Live by Night
The key question behind Live by Night isn’t so much “Why did they bother?” as “What went wrong?”
At first I wasn't going to mention the red digital readout. I've talked about them so often in the past I was afraid of boring you. Then I thought, hey, I was amazed when I saw it in this movie--so why shouldn't I share? I refer to the wheezy movie device requiring the hero to defuse a bomb or other dangerous device before it explodes. Such devices invariably have red digital readouts, so we can see the seconds ticking away with deadly precision.
RDRs have become a jarring cliche, but they survive because they're a quick, cheap device for manufacturing phony suspense. Already this year we've seen RDRs on a doomed ocean liner ("Speed 2") and onboard "Air Force One," and now, in "The Peacemaker,'' the whole climax comes down to whether Nicole Kidman and George Clooney can disarm a ticking nuclear bomb before it vaporizes Manhattan.
This is the first big release from the new DreamWorks studio, and it looks great. The technical credits are impeccable, and Clooney and Kidman negotiate assorted dangers skillfully. But it's mostly spare parts from other thrillers.
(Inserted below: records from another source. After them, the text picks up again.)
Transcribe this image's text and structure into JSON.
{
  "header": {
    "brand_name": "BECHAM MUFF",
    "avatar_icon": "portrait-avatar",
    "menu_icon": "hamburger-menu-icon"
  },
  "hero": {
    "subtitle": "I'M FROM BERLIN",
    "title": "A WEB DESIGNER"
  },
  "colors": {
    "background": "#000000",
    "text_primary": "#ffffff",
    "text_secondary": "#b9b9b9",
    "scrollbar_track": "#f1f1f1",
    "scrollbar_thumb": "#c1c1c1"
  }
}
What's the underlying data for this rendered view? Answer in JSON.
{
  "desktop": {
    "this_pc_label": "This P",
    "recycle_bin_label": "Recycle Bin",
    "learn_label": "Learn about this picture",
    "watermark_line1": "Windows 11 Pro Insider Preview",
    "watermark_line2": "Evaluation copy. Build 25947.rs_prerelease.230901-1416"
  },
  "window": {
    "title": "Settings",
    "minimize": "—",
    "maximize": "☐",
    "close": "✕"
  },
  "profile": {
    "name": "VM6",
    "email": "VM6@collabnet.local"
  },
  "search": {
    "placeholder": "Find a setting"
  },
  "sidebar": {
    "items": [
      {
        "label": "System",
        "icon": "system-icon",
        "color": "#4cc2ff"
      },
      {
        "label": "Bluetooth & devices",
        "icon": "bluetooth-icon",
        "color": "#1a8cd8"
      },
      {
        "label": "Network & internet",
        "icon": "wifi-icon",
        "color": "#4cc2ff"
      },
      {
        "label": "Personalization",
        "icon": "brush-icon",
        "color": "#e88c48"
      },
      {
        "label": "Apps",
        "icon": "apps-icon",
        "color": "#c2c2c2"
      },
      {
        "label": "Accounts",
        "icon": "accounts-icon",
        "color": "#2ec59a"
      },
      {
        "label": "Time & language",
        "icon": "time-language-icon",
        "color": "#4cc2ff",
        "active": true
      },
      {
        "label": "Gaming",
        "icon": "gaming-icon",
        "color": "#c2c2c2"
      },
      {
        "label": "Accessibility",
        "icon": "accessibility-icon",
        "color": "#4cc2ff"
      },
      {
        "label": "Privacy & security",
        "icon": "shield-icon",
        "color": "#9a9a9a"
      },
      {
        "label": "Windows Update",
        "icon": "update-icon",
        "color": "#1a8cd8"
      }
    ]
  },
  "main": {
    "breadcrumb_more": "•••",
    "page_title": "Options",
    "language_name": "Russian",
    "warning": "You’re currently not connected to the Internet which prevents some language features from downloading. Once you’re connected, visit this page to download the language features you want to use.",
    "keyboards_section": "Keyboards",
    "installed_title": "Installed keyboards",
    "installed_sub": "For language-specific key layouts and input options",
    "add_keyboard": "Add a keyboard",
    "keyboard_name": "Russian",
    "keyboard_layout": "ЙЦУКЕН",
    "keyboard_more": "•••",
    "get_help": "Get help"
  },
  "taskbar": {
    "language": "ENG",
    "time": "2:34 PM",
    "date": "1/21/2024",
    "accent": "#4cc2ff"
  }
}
There's one flash of originality (the villain is protesting that the world has ignored the killing in Bosnia). Much of the rest is retreaded, including the standard idea of teaming a macho military hero (Clooney) with a bright female government official (Kidman). "Give me a man who knows how to take orders from a woman,'' she barks, just before the scene where he marches into her briefing, interrupts her, corrects her, and then spends the rest of the film giving her orders.
Kidman plays the "acting head of the White House Nuclear Smuggling Group,'' and Clooney is an intelligence officer with Army Special Forces. The terrorist (Marcel Iures) is haunted by images of his loved ones slaughtered in the former Yugoslavia.